70% of With Jack’s customers are made up of the initial audience I launched to. The majority of my customers are designers and developers. The rest is typically made up of internet marketers, photographers and consultants.
At this stage I started getting quotes for industries I hadn’t advertised to. I hadn’t built landing pages to target them or wasn’t creating content to attract them.
It does feel like a natural progression, though, because they fall on the fringes of the audience I launched to. For example, it’s not difficult to see how a service built for web designers and internet marketers may attract copywriters.
Provided the role doesn’t stray too far from the audience I built With Jack for, they’ll be able to buy insurance without any hiccups.
If I see a lot of one sector consistently requesting quotes, that’s when I decide it’s time to build support for them into the quote system.
18 Months+: Turd Sandwich Making
Lately the phone has been ringing and quotes have been coming through from businesses I didn’t build With Jack for. This isn’t a bad thing, but more often than not I’ll send them elsewhere.
I’ve designed the customer journey for a specific group of people. I don’t want With Jack to be the insurance platform for everyone—I feel like that’s what most other insurers are trying to be. I want to build a remarkable product for a small group of people.
Being laser-focused on a specific audience means offering insurance that suits the work they do, instead of confusing them with products that aren’t relevant. The customer journey, the products we offer… it’s designed with my target audience in mind.
Maybe I could sign these businesses up as customers, but they’re not going to get the best experience because it wasn’t built for them.
P.S. A recent quote came in for ‘turd sandwich making’. An industry I don’t target, nor have I even heard of.

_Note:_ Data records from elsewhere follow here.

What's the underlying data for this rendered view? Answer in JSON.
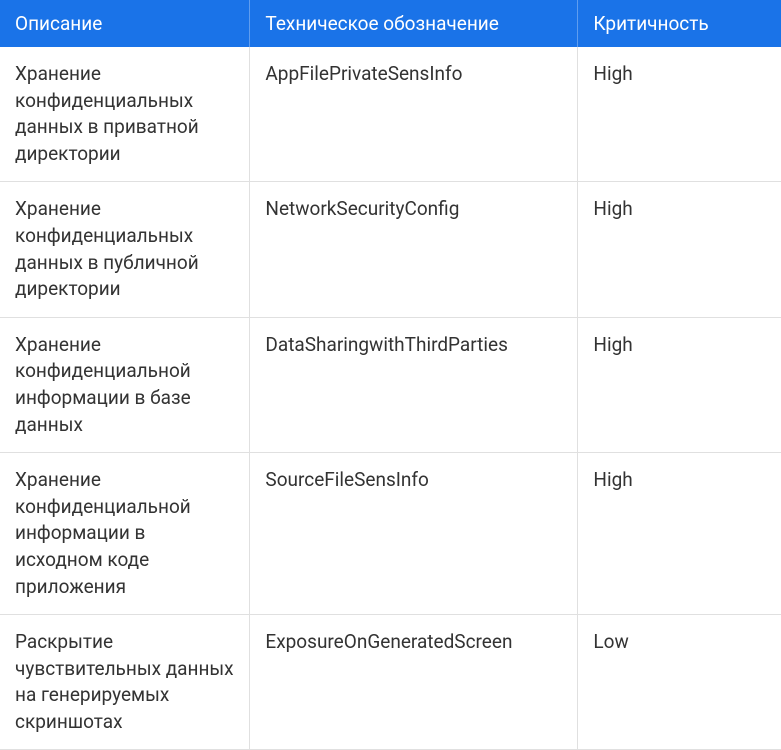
{
  "table": {
    "headers": {
      "description": "Описание",
      "technical": "Техническое обозначение",
      "criticality": "Критичность"
    },
    "rows": [
      {
        "description": "Хранение конфиденциальных данных в приватной директории",
        "technical": "AppFilePrivateSensInfo",
        "criticality": "High"
      },
      {
        "description": "Хранение конфиденциальных данных в публичной директории",
        "technical": "NetworkSecurityConfig",
        "criticality": "High"
      },
      {
        "description": "Хранение конфиденциальной информации в базе данных",
        "technical": "DataSharingwithThirdParties",
        "criticality": "High"
      },
      {
        "description": "Хранение конфиденциальной информации в исходном коде приложения",
        "technical": "SourceFileSensInfo",
        "criticality": "High"
      },
      {
        "description": "Раскрытие чувствительных данных на генерируемых скриншотах",
        "technical": "ExposureOnGeneratedScreen",
        "criticality": "Low"
      }
    ]
  }
}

The Journey Looks Different For Everyone
Growth doesn’t look the same for everyone, but this is how the path to 250 customers has looked for me. There are hundreds of ways to grow your business. There’s no right or wrong way (unless you’re not providing a good service. That’s the wrong way).
But if all we hear are the stories about getting 300,000 users in 24 hours or earning 6 digits in 48 hours, many of us will feel disheartened and doubt ourselves. Maybe some will even give up.
I remember shipping a project 4 years ago on the same day a friend launched their company. I watched them share photos of celebration and champagne as I struggled to get a sale in my first 2 weeks. Nothing good came of comparing my launch to theirs.
AirBnB had a disastrous launch. They launched with only 6 listings and from those 6 listings just 2 became bookings. Can you imagine if they’d given up at that point?
Astronomical traction wasn’t a reality for me, but starting small and growing slowly has been. Sharing these stories is important so we can see how different the journey looks for everyone. The vast majority of us won’t experience the overnight success—and that’s OK!